A former flight attendant and TikTok influencer has ruffled feathers among business class flyers with her latest travel tip.
In a video titled Three Airplane Hacks, Kat Kamalani gives her top behind-the-scenes flying tips such as how to find a secret toilet compartment that holds sanitary pads and tampons, and never accepting a first offer when being compensated for an oversold flight.
But it was her second tip that caught commenters’ attention.
“Everyone always thinks that [economy flyers] can’t use the first class bathroom, but you totally can - as long as you’re not standing in the galley, you’re free to use their lavatory,” she says.
Posted on Thursday, the video has already had more than 20,000 views and 3,300 likes.
But some in the comments section felt her toilet tip made a mockery of the upgrade from economy to business.
“You are actually teaching pax [passengers] how to abuse airport staffs? Seriously?” wrote a fellow flight attendant, Marvin Gil Yu.
Others disagreed, with one user saying “Easy there about using the FC lavs… try pulling that on most carriers and it won’t go over so well.”
The debate over whether customers from economy or premium cabins should be able to use business or first class toilets has been a touchy subject for years, with many big-spending business clients feeling that they shouldn’t have to share.

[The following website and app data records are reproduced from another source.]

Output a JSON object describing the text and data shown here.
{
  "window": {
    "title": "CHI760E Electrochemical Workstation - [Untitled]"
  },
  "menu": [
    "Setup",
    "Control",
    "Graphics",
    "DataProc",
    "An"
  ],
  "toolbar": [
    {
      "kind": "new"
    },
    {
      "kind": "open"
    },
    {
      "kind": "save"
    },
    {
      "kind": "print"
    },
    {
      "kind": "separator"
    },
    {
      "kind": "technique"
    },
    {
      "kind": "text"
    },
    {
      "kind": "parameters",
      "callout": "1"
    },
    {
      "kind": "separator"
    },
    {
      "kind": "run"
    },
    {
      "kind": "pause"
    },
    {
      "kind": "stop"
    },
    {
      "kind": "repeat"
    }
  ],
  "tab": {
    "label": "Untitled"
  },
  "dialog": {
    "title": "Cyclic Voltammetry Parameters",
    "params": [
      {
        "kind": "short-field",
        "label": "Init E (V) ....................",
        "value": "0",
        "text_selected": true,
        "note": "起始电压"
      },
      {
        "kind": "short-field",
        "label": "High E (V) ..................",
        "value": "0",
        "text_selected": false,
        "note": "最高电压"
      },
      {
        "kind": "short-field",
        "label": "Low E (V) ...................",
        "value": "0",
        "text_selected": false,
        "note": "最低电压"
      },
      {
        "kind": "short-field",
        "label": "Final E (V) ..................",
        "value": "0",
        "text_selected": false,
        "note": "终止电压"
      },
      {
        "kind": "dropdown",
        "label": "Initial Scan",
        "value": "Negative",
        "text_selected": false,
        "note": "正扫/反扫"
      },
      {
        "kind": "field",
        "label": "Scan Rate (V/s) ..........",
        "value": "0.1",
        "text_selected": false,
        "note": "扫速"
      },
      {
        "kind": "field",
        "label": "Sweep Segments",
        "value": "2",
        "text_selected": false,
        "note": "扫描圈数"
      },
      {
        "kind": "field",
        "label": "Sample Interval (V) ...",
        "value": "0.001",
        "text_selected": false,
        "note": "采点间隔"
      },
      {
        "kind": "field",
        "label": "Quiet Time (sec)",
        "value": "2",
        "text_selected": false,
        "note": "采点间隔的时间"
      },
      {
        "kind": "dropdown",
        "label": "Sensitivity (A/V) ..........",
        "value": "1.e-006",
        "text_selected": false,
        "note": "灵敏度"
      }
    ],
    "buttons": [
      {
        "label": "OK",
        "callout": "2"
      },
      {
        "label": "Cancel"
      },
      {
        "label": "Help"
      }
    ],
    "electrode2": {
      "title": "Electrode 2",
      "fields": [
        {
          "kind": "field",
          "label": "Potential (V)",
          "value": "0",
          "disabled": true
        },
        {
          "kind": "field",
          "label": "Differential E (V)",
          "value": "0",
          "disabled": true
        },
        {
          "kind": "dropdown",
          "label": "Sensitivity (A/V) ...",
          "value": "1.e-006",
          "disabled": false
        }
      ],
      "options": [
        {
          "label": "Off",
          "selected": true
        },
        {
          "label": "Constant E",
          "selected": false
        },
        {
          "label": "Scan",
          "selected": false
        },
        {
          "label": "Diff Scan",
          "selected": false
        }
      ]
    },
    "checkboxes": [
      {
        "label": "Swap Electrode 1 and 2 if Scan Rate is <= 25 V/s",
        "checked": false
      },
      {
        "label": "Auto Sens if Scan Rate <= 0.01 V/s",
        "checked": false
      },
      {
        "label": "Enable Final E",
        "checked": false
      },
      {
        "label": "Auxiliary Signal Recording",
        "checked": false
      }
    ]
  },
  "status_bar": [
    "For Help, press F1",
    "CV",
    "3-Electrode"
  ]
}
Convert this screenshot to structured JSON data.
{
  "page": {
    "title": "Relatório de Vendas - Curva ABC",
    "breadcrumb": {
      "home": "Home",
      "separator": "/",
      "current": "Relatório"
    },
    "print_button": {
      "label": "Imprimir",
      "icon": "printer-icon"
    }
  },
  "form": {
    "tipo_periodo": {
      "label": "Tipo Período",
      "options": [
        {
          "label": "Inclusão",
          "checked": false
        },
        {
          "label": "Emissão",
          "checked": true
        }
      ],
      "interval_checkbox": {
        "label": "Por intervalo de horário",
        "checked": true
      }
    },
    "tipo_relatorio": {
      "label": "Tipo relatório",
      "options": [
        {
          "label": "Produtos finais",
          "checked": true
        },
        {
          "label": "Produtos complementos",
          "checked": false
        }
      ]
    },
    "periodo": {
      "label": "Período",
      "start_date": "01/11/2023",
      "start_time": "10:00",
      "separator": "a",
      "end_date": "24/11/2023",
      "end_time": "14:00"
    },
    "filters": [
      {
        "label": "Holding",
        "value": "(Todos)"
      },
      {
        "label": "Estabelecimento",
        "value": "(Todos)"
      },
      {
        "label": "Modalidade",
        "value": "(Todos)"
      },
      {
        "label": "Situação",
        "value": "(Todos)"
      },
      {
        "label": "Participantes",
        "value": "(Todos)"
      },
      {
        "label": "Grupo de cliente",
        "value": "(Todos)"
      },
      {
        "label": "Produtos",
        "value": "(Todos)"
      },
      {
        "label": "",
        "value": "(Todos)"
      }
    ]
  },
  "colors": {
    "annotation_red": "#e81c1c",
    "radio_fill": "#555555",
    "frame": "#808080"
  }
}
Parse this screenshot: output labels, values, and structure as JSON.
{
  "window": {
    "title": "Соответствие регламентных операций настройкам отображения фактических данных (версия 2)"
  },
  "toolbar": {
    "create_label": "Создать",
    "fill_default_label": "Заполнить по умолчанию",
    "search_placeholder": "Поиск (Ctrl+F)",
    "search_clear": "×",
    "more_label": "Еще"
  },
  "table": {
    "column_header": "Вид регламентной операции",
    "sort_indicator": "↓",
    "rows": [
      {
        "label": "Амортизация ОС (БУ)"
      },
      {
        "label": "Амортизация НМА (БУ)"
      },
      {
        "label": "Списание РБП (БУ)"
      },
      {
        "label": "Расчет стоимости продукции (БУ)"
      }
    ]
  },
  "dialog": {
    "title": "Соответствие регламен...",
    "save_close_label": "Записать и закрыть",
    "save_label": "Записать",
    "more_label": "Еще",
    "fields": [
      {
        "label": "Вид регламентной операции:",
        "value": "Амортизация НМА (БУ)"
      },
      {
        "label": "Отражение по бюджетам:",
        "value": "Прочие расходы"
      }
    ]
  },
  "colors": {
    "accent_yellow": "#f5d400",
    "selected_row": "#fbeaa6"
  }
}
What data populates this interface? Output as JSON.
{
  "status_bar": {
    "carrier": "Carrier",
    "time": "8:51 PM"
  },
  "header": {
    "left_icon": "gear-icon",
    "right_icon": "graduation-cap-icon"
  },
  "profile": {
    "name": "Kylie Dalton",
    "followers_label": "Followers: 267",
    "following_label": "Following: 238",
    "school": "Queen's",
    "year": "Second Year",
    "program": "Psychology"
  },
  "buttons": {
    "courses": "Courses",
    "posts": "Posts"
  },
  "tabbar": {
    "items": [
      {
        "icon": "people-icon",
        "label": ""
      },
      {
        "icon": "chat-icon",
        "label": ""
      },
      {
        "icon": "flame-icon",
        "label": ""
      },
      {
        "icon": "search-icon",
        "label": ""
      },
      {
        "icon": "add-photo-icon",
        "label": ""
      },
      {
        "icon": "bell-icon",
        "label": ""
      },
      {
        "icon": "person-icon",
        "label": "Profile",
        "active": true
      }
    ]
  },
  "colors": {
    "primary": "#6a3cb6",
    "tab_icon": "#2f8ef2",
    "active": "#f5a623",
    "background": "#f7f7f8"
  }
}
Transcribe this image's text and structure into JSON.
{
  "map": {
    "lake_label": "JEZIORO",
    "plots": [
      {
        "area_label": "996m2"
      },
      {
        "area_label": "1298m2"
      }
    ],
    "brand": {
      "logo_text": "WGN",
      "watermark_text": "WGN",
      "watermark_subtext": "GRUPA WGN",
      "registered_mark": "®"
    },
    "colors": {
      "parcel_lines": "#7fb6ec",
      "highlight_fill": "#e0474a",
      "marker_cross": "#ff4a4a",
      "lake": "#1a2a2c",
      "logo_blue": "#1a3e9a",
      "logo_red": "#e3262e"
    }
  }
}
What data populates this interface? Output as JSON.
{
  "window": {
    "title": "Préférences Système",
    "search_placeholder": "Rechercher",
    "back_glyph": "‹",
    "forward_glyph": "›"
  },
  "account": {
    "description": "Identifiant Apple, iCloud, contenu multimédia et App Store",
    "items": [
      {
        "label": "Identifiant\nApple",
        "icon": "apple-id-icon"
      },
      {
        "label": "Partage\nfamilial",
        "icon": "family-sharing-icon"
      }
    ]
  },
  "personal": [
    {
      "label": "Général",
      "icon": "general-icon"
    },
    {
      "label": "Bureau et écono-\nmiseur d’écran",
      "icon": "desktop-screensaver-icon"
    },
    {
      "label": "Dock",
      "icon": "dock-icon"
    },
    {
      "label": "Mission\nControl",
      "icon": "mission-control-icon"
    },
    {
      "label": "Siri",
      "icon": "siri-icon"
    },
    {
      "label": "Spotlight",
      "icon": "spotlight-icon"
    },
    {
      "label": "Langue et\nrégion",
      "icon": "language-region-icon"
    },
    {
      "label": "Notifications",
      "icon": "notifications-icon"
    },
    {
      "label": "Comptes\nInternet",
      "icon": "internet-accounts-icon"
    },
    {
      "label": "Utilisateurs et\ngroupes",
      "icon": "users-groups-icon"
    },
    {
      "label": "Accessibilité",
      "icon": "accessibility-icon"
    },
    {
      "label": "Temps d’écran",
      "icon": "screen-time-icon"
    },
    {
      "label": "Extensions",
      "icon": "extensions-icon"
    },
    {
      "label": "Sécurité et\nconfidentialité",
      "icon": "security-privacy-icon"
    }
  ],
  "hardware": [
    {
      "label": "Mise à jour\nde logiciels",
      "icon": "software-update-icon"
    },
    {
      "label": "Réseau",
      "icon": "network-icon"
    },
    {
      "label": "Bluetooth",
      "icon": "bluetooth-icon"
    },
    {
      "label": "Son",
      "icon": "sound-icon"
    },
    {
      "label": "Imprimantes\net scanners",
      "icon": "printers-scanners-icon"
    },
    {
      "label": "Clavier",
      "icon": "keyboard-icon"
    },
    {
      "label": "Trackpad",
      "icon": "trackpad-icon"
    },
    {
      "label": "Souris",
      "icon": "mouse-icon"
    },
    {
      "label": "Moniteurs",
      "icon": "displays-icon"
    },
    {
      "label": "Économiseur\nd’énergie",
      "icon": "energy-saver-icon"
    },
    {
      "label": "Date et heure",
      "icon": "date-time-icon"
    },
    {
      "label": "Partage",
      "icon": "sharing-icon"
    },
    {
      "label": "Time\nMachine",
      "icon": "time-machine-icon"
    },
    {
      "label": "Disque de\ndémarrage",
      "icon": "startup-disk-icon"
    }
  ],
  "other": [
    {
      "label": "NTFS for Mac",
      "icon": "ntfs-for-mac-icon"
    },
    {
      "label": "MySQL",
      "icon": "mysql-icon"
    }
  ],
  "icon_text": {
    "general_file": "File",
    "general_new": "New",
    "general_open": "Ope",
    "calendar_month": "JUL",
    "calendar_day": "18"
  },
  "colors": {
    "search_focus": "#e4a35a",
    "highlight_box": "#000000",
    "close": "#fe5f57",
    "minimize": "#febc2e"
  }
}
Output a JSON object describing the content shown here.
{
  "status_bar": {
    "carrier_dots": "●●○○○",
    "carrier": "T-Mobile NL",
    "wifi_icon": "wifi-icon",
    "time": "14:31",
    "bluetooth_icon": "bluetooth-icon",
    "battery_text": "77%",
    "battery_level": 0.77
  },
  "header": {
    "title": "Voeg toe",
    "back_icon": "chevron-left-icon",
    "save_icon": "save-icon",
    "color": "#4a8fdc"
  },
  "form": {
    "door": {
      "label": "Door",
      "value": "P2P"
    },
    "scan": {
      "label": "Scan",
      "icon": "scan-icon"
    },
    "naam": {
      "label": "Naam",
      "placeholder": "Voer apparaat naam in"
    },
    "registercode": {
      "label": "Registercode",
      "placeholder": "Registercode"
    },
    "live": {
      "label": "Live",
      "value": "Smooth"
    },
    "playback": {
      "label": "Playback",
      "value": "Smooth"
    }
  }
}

After United officially changed its staff guidelines in 2020 to allow passengers to use any aeroplane bathroom on a flight, frequent flyer blog God Save the Points opened up the debate to its commenters.
“Not too happy about this change as a 1K with United,” wrote one reader.
“A large part of my reason for maintaining 1K status and paying $$$ for flights is more privacy and space.”
The writer of the blog post agreed, saying: “Totally with you. I’m a traveller in both cabins often. I value it when I’m in first, and respect it when I’m in coach.”
“Absolutely opposed to this,” wrote another reader.
There are several perks to using a business or first class bathroom - for one, with fewer passengers seated in that section of the cabin, it gets used less throughout the flight.
But many airlines also provide better quality hand soap and often moisturiser, while some premium airlines have floral arrangements, fabric hand towels, illuminated make-up mirrors and changing areas.
Airlines generally ask flyers to use the bathroom in the cabin they’re seated in, but most will also turn a blind eye to customers using a bathroom in another cabin, particularly if there are queues in the aisle or other toilets are in use.
However, it’s not a hard and fast rule - in 2019, an Alaskan Airlines flight made an emergency landing after a dispute between crew and a passenger over whether they could use the first class toilet turned ugly.
Join our new commenting forum
Join thought-provoking conversations, follow other Independent readers and see their replies